_What is required_.
Scan the material for "from". Copy every line it appears in.

BEGIN Entries supplied

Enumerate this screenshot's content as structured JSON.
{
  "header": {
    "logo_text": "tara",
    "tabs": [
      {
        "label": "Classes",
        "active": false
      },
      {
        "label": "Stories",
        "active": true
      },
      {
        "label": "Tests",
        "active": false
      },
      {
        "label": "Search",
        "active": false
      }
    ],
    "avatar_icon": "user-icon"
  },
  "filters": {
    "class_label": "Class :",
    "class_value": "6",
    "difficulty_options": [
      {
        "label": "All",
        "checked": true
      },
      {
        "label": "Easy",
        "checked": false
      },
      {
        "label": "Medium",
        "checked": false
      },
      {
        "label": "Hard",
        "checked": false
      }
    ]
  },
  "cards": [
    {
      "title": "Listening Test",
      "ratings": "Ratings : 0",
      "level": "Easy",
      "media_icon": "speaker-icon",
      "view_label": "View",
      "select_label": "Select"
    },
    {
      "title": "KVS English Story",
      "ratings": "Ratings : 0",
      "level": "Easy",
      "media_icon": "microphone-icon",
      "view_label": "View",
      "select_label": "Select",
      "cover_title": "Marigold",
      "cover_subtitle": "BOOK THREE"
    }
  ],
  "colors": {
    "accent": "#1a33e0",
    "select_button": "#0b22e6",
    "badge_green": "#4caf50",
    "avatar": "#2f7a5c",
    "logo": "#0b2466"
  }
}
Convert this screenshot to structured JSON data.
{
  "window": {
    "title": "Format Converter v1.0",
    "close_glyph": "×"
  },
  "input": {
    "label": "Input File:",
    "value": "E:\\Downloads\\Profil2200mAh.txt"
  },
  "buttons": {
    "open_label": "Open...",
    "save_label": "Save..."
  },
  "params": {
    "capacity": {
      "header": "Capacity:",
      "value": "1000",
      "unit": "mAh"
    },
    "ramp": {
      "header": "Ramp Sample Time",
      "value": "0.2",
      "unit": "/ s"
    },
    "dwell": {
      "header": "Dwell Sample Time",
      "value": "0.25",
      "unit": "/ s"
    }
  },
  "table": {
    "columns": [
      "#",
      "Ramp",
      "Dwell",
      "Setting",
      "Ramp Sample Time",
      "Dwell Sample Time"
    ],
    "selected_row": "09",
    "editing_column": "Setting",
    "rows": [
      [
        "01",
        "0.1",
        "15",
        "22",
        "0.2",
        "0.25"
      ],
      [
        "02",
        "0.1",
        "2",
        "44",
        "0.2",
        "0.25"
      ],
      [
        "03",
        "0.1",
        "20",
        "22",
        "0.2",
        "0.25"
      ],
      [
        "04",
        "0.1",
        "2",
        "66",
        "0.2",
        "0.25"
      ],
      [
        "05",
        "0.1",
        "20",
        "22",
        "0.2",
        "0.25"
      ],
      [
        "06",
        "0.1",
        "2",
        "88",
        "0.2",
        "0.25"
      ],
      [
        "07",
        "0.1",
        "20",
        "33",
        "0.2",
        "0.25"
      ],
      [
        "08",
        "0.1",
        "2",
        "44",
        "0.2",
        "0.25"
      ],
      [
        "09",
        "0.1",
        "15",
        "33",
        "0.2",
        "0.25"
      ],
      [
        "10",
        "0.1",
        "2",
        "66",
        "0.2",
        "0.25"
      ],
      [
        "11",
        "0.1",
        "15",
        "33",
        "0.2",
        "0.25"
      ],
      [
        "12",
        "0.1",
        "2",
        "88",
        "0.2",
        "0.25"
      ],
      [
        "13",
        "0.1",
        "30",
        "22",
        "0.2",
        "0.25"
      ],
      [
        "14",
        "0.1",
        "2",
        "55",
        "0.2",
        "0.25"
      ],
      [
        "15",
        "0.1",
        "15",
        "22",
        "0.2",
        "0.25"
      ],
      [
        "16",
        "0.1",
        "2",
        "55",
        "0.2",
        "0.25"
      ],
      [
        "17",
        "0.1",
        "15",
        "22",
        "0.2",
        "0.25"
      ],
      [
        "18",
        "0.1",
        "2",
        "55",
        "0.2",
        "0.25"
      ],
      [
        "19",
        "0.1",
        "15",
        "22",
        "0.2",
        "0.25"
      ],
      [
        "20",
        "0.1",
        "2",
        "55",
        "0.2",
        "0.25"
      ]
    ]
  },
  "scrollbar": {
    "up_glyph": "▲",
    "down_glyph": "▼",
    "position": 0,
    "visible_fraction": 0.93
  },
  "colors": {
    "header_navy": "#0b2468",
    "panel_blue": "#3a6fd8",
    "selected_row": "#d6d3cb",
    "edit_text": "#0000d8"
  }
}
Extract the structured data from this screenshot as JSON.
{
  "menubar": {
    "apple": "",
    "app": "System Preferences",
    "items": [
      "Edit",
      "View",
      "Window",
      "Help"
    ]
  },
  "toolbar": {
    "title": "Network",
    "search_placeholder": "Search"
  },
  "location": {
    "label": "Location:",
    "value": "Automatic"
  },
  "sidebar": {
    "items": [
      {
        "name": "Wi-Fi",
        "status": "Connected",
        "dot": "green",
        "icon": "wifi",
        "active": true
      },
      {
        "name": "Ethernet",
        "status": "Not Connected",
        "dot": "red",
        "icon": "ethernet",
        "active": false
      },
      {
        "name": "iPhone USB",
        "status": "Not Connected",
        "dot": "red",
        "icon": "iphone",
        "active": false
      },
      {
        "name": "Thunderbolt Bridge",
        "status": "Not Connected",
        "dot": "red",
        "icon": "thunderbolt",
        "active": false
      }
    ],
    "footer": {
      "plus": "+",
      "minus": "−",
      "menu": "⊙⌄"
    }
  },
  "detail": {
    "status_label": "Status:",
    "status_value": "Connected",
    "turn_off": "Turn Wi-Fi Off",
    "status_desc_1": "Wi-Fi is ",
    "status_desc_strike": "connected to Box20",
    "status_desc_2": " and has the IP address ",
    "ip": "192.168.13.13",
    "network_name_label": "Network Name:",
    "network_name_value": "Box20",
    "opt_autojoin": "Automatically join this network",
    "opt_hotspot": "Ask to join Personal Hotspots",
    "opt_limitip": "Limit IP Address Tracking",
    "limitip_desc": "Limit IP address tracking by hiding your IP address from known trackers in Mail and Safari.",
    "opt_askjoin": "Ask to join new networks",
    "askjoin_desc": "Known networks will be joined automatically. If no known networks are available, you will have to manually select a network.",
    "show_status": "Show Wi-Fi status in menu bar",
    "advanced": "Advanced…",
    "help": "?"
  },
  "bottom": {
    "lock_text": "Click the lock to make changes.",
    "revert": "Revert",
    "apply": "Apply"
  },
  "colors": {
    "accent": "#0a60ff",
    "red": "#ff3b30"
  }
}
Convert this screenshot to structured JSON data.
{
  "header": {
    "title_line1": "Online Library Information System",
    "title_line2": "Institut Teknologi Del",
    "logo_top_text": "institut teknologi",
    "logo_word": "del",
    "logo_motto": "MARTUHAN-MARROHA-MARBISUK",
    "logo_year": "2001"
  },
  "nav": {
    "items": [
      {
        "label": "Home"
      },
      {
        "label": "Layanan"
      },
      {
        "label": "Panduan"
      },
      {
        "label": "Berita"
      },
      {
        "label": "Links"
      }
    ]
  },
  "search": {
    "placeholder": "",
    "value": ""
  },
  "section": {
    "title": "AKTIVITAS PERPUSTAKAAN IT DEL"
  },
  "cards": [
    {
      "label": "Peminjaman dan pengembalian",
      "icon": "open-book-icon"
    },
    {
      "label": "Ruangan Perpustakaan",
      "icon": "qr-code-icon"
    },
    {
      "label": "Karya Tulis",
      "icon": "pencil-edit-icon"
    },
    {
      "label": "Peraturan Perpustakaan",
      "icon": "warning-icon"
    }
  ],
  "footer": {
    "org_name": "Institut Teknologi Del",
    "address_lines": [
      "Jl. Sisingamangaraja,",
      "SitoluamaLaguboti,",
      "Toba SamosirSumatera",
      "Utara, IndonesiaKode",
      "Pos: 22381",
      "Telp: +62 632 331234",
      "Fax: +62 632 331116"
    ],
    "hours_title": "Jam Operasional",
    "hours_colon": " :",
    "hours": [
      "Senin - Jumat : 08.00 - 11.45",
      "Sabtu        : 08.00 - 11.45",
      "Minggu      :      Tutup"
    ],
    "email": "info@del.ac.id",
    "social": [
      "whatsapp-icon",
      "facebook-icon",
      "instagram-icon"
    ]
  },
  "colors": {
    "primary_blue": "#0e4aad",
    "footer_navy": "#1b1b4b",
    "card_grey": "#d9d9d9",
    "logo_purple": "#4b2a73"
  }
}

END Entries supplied

_Result of this exercise_.
Extract the structured data from this screenshot as JSON.
    "limitip_desc": "Limit IP address tracking by hiding your IP address from known trackers in Mail and Safari.",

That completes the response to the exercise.